EXERCISE PROMPT >> Search each line below for the word "link" and list those that contain it.

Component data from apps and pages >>
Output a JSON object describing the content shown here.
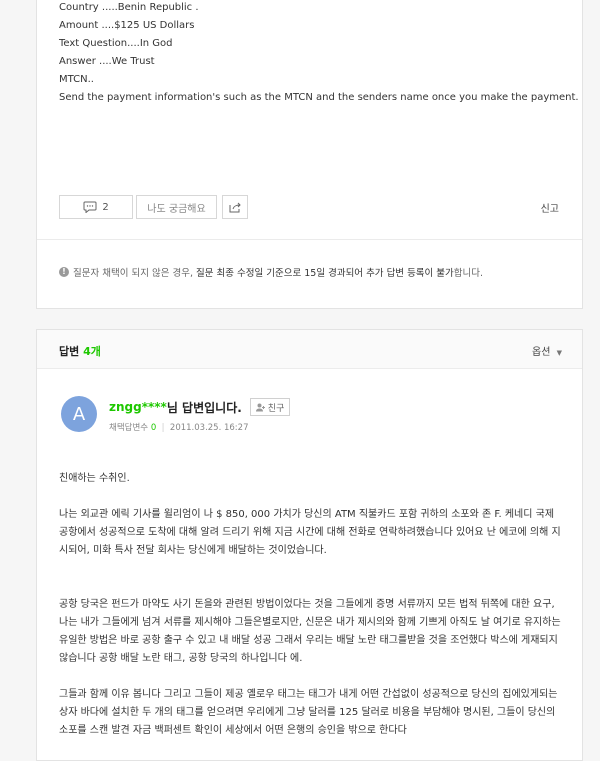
{
  "question": {
    "lines": [
      "Country .....Benin Republic .",
      "Amount ....$125 US Dollars",
      "Text Question....In God",
      "Answer ....We Trust",
      "MTCN..",
      "Send the payment information's such as the MTCN and the senders name once you make the payment."
    ],
    "comment_count": "2",
    "curious_label": "나도 궁금해요",
    "report_label": "신고",
    "notice_prefix": "질문자 채택이 되지 않은 경우,",
    "notice_bold": "질문 최종 수정일 기준으로 15일 경과되어 추가 답변 등록이 불가",
    "notice_suffix": "합니다."
  },
  "answers": {
    "title": "답변",
    "count": "4개",
    "options_label": "옵션",
    "item": {
      "avatar_letter": "A",
      "author": "zngg****",
      "author_suffix": "님 답변입니다.",
      "friend_label": "친구",
      "adopted_label": "채택답변수",
      "adopted_count": "0",
      "date": "2011.03.25. 16:27",
      "paragraphs": [
        "친애하는 수취인.",
        "나는 외교관 에릭 기사를 윌리엄이 나 $ 850, 000 가치가 당신의 ATM 직불카드 포함 귀하의 소포와 존 F. 케네디 국제 공항에서 성공적으로 도착에 대해 알려 드리기 위해 지금 시간에 대해 전화로 연락하려했습니다 있어요 난 에코에 의해 지시되어, 미화 특사 전달 회사는 당신에게 배달하는 것이었습니다.",
        "공항 당국은 펀드가 마약도 사기 돈을와 관련된 방법이었다는 것을 그들에게 증명 서류까지 모든 법적 뒤쪽에 대한 요구, 나는 내가 그들에게 넘겨 서류를 제시해야 그들은별로지만, 신문은 내가 제시의와 함께 기쁘게 아직도 날 여기로 유지하는 유일한 방법은 바로 공항 출구 수 있고 내 배달 성공 그래서 우리는 배달 노란 태그를받을 것을 조언했다 박스에 게재되지 않습니다 공항 배달 노란 태그, 공항 당국의 하나입니다 에.",
        "그들과 함께 이유 봅니다 그리고 그들이 제공 옐로우 태그는 태그가 내게 어떤 간섭없이 성공적으로 당신의 집에있게되는 상자 바다에 설치한 두 개의 태그를 얻으려면 우리에게 그냥 달러를 125 달러로 비용을 부담해야 명시된, 그들이 당신의 소포를 스캔 발견 자금 백퍼센트 확인이 세상에서 어떤 은행의 승인을 밖으로 한다다"
      ]
    }
  },
  "icons": {
    "comment": "speech-bubble-icon",
    "share": "share-icon",
    "info": "info-icon",
    "options_caret": "caret-down-icon",
    "friend": "add-friend-icon"
  },
  "colors": {
    "accent": "#1ec800",
    "avatar_bg": "#7da3dd"
  }
}
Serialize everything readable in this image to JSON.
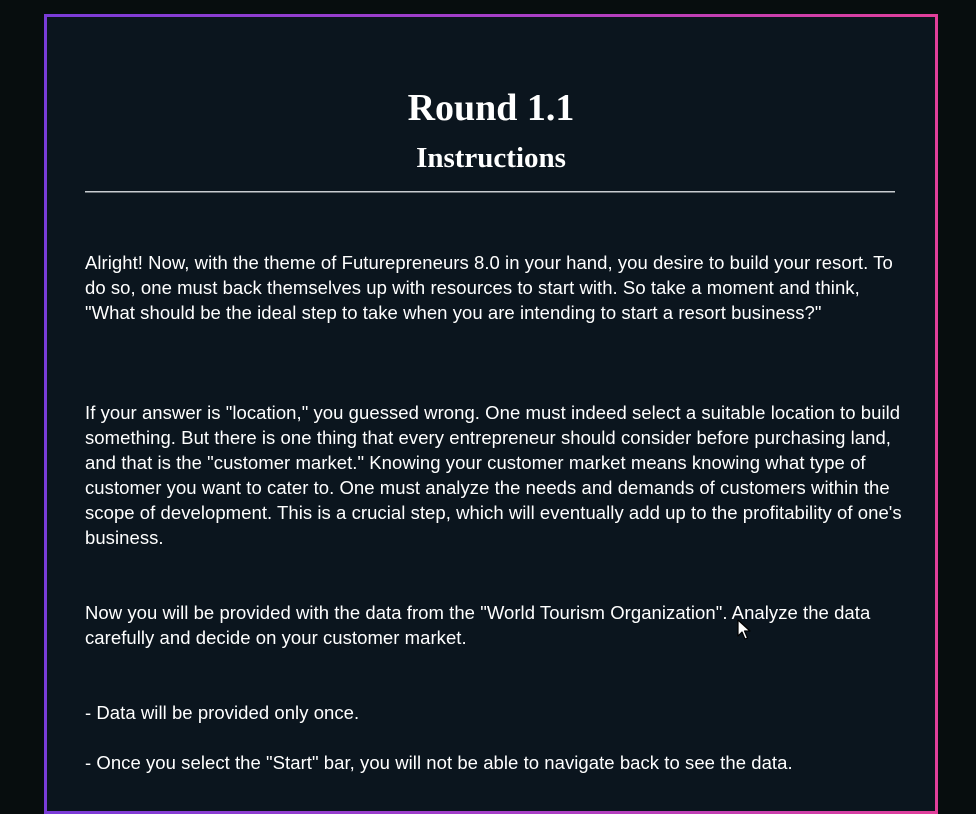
{
  "page": {
    "title": "Round 1.1",
    "subtitle": "Instructions",
    "paragraphs": [
      "Alright! Now, with the theme of Futurepreneurs 8.0 in your hand, you desire to build your resort. To do so, one must back themselves up with resources to start with. So take a moment and think, \"What should be the ideal step to take when you are intending to start a resort business?\"",
      "If your answer is \"location,\" you guessed wrong. One must indeed select a suitable location to build something. But there is one thing that every entrepreneur should consider before purchasing land, and that is the \"customer market.\" Knowing your customer market means knowing what type of customer you want to cater to. One must analyze the needs and demands of customers within the scope of development. This is a crucial step, which will eventually add up to the profitability of one's business.",
      "Now you will be provided with the data from the \"World Tourism Organization\". Analyze the data carefully and decide on your customer market."
    ],
    "bullets": [
      "- Data will be provided only once.",
      "- Once you select the \"Start\" bar, you will not be able to navigate back to see the data."
    ]
  },
  "colors": {
    "background": "#070d0e",
    "panel": "#0b151e",
    "border_start": "#7a3cd8",
    "border_end": "#e13f9a",
    "text": "#ffffff"
  },
  "icons": {
    "cursor": "mouse-pointer-icon"
  }
}
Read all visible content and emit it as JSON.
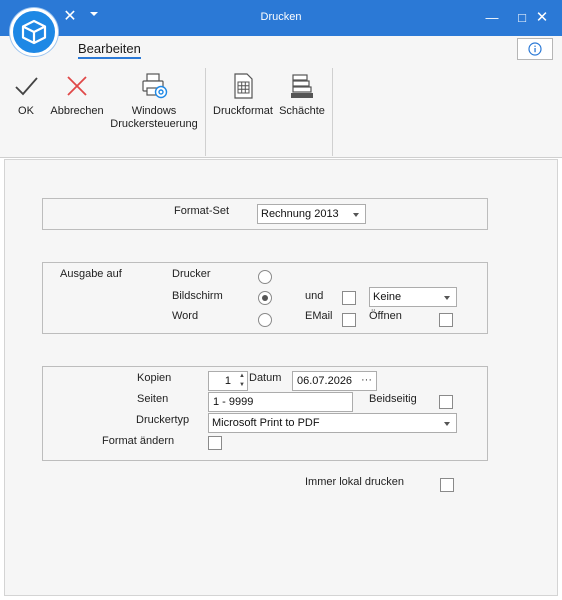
{
  "window": {
    "title": "Drucken",
    "minimize_icon": "minimize-icon",
    "maximize_icon": "maximize-icon",
    "close_icon": "close-icon"
  },
  "ribbon": {
    "tab": "Bearbeiten",
    "buttons": {
      "ok": "OK",
      "cancel": "Abbrechen",
      "printer_ctrl_line1": "Windows",
      "printer_ctrl_line2": "Druckersteuerung",
      "print_format": "Druckformat",
      "trays": "Schächte"
    }
  },
  "format_set": {
    "label": "Format-Set",
    "value": "Rechnung 2013"
  },
  "output": {
    "label": "Ausgabe auf",
    "options": [
      "Drucker",
      "Bildschirm",
      "Word"
    ],
    "selected_index": 1,
    "und_label": "und",
    "email_label": "EMail",
    "open_label": "Öffnen",
    "dropdown_value": "Keine"
  },
  "print_settings": {
    "copies_label": "Kopien",
    "copies_value": "1",
    "date_label": "Datum",
    "date_value": "06.07.2026",
    "pages_label": "Seiten",
    "pages_value": "1 - 9999",
    "duplex_label": "Beidseitig",
    "printer_type_label": "Druckertyp",
    "printer_type_value": "Microsoft Print to PDF",
    "change_format_label": "Format ändern"
  },
  "always_local_label": "Immer lokal drucken",
  "colors": {
    "titlebar": "#2b79d6",
    "cancel_red": "#e04848",
    "accent_blue": "#1e88e5"
  }
}
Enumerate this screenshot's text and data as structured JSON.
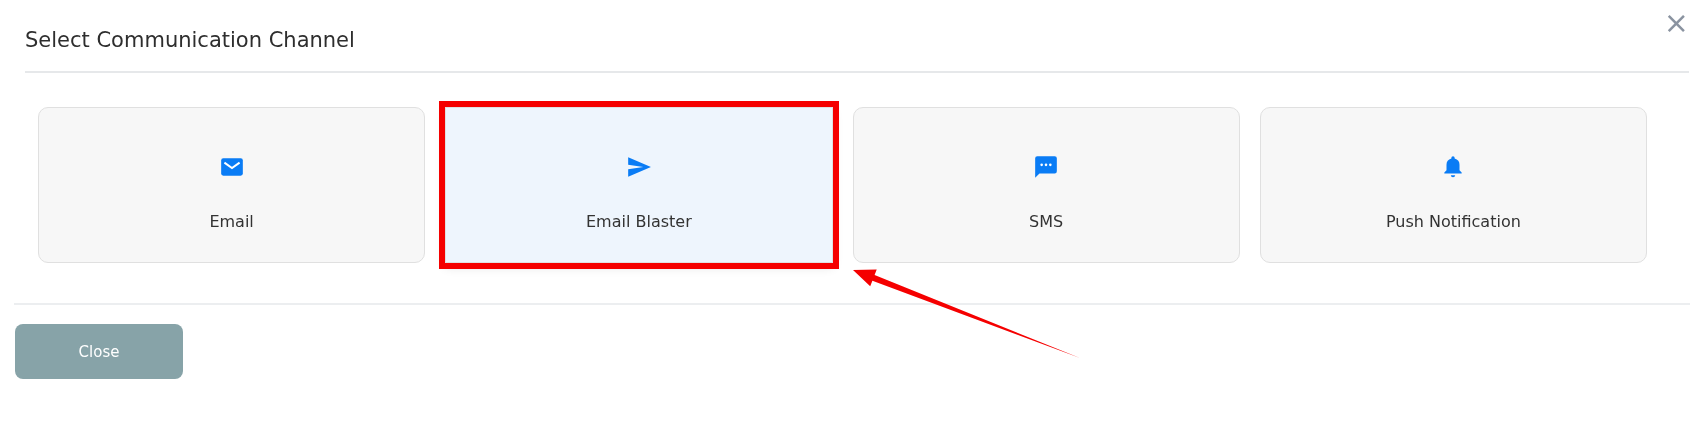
{
  "dialog": {
    "title": "Select Communication Channel",
    "close_icon": "×"
  },
  "channels": [
    {
      "kind": "email",
      "label": "Email",
      "selected": false,
      "highlighted": false
    },
    {
      "kind": "send",
      "label": "Email Blaster",
      "selected": true,
      "highlighted": true
    },
    {
      "kind": "sms",
      "label": "SMS",
      "selected": false,
      "highlighted": false
    },
    {
      "kind": "bell",
      "label": "Push Notification",
      "selected": false,
      "highlighted": false
    }
  ],
  "footer": {
    "close_button": "Close"
  }
}
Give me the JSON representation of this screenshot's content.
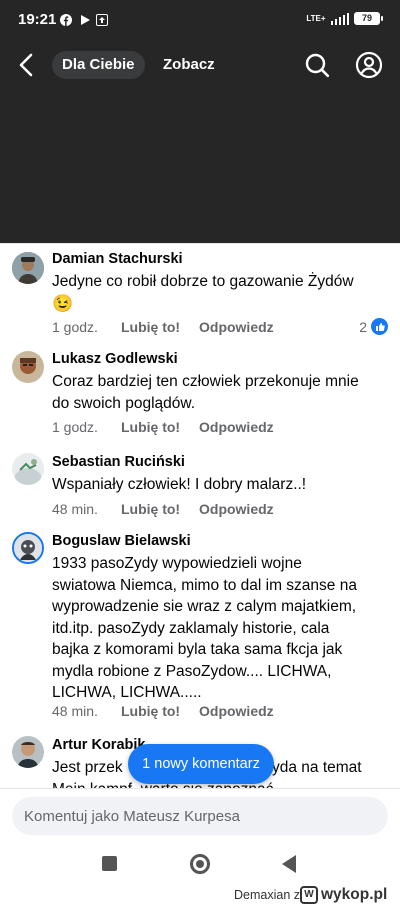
{
  "status": {
    "time": "19:21",
    "network": "LTE+",
    "battery": "79"
  },
  "nav": {
    "tab_active": "Dla Ciebie",
    "tab_second": "Zobacz"
  },
  "comments": [
    {
      "author": "Damian Stachurski",
      "text": "Jedyne co robił dobrze to gazowanie Żydów",
      "emoji": "😉",
      "time": "1 godz.",
      "like": "Lubię to!",
      "reply": "Odpowiedz",
      "reaction_count": "2"
    },
    {
      "author": "Lukasz Godlewski",
      "text_line1": "Coraz bardziej ten człowiek przekonuje mnie",
      "text_line2": "do swoich poglądów.",
      "time": "1 godz.",
      "like": "Lubię to!",
      "reply": "Odpowiedz"
    },
    {
      "author": "Sebastian Ruciński",
      "text": "Wspaniały człowiek! I dobry malarz..!",
      "time": "48 min.",
      "like": "Lubię to!",
      "reply": "Odpowiedz"
    },
    {
      "author": "Boguslaw Bielawski",
      "lines": [
        "1933 pasoZydy wypowiedzieli wojne",
        "swiatowa Niemca, mimo to dal im szanse na",
        "wyprowadzenie sie wraz z calym majatkiem,",
        "itd.itp. pasoZydy zaklamaly historie, cala",
        "bajka z komorami byla taka sama fkcja jak",
        "mydla robione z PasoZydow.... LICHWA,",
        "LICHWA, LICHWA....."
      ],
      "time": "48 min.",
      "like": "Lubię to!",
      "reply": "Odpowiedz"
    },
    {
      "author": "Artur Korabik",
      "line1_start": "Jest przek",
      "line1_end": "yda na temat",
      "line2": "Mein kampf, warto sie zapoznać."
    }
  ],
  "new_comments_label": "1 nowy komentarz",
  "compose": {
    "placeholder": "Komentuj jako Mateusz Kurpesa"
  },
  "watermark": {
    "user": "Demaxian",
    "separator": "z",
    "site": "wykop.pl"
  }
}
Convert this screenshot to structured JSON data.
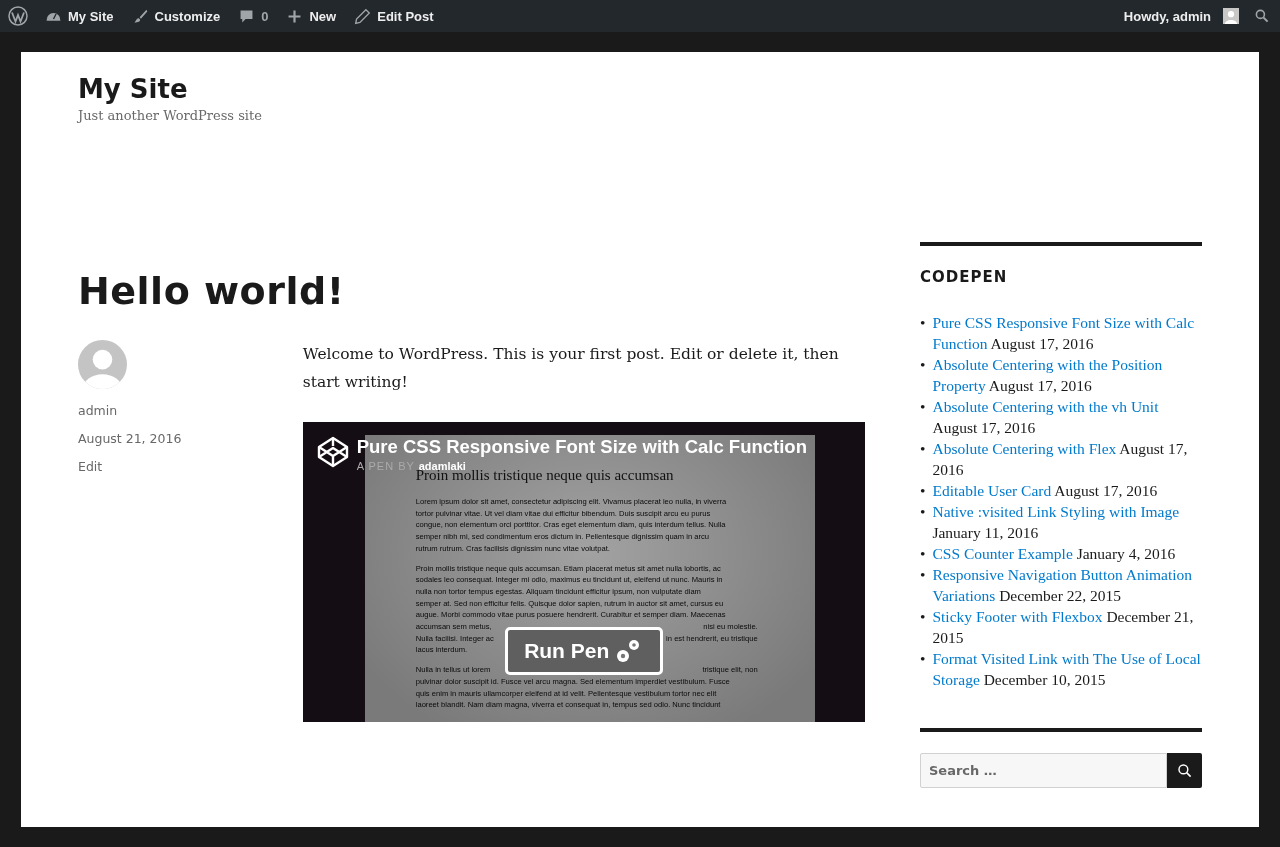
{
  "admin_bar": {
    "items": [
      {
        "kind": "site",
        "label": "My Site"
      },
      {
        "kind": "customize",
        "label": "Customize"
      },
      {
        "kind": "comments",
        "label": "0"
      },
      {
        "kind": "new",
        "label": "New"
      },
      {
        "kind": "edit",
        "label": "Edit Post"
      }
    ],
    "greeting": "Howdy, admin"
  },
  "site": {
    "title": "My Site",
    "tagline": "Just another WordPress site"
  },
  "post": {
    "title": "Hello world!",
    "author": "admin",
    "date": "August 21, 2016",
    "edit": "Edit",
    "content": "Welcome to WordPress. This is your first post. Edit or delete it, then start writing!",
    "embed": {
      "title": "Pure CSS Responsive Font Size with Calc Function",
      "byline": "A PEN BY",
      "author": "adamlaki",
      "button": "Run Pen",
      "preview": {
        "heading": "Proin mollis tristique neque quis accumsan",
        "paragraphs": [
          [
            [
              "Lorem ipsum dolor sit amet, consectetur adipiscing elit. Vivamus placerat leo nulla, in viverra"
            ],
            [
              "tortor pulvinar vitae. Ut vel diam vitae dui efficitur bibendum. Duis suscipit arcu eu purus"
            ],
            [
              "congue, non elementum orci porttitor. Cras eget elementum diam, quis interdum tellus. Nulla"
            ],
            [
              "semper nibh mi, sed condimentum eros dictum in. Pellentesque dignissim quam in arcu"
            ],
            [
              "rutrum rutrum. Cras facilisis dignissim nunc vitae volutpat."
            ]
          ],
          [
            [
              "Proin mollis tristique neque quis accumsan. Etiam placerat metus sit amet nulla lobortis, ac"
            ],
            [
              "sodales leo consequat. Integer mi odio, maximus eu tincidunt ut, eleifend ut nunc. Mauris in"
            ],
            [
              "nulla non tortor tempus egestas. Aliquam tincidunt efficitur ipsum, non vulputate diam"
            ],
            [
              "semper at. Sed non efficitur felis. Quisque dolor sapien, rutrum in auctor sit amet, cursus eu"
            ],
            [
              "augue. Morbi commodo vitae purus posuere hendrerit. Curabitur et semper diam. Maecenas"
            ],
            [
              "accumsan sem metus,",
              "nisi eu molestie."
            ],
            [
              "Nulla facilisi. Integer ac",
              "in est hendrerit, eu tristique"
            ],
            [
              "lacus interdum."
            ]
          ],
          [
            [
              "Nulla in tellus ut lorem",
              "tristique elit, non"
            ],
            [
              "pulvinar dolor suscipit id. Fusce vel arcu magna. Sed elementum imperdiet vestibulum. Fusce"
            ],
            [
              "quis enim in mauris ullamcorper eleifend at id velit. Pellentesque vestibulum tortor nec elit"
            ],
            [
              "laoreet blandit. Nam diam magna, viverra et consequat in, tempus sed odio. Nunc tincidunt"
            ]
          ]
        ]
      }
    }
  },
  "sidebar": {
    "widget_title": "CODEPEN",
    "marker": "•",
    "items": [
      {
        "link": "Pure CSS Responsive Font Size with Calc Function",
        "date": "August 17, 2016"
      },
      {
        "link": "Absolute Centering with the Position Property",
        "date": "August 17, 2016"
      },
      {
        "link": "Absolute Centering with the vh Unit",
        "date": "August 17, 2016"
      },
      {
        "link": "Absolute Centering with Flex",
        "date": "August 17, 2016"
      },
      {
        "link": "Editable User Card",
        "date": "August 17, 2016"
      },
      {
        "link": "Native :visited Link Styling with Image",
        "date": "January 11, 2016"
      },
      {
        "link": "CSS Counter Example",
        "date": "January 4, 2016"
      },
      {
        "link": "Responsive Navigation Button Animation Variations",
        "date": "December 22, 2015"
      },
      {
        "link": "Sticky Footer with Flexbox",
        "date": "December 21, 2015"
      },
      {
        "link": "Format Visited Link with The Use of Local Storage",
        "date": "December 10, 2015"
      }
    ],
    "search": {
      "placeholder": "Search …"
    }
  }
}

WRITTEN ANSWER >>
        "link": "Pure CSS Responsive Font Size with Calc Function",
        "link": "Absolute Centering with the Position Property",
        "link": "Absolute Centering with the vh Unit",
        "link": "Absolute Centering with Flex",
        "link": "Editable User Card",
        "link": "Native :visited Link Styling with Image",
        "link": "CSS Counter Example",
        "link": "Responsive Navigation Button Animation Variations",
        "link": "Sticky Footer with Flexbox",
        "link": "Format Visited Link with The Use of Local Storage",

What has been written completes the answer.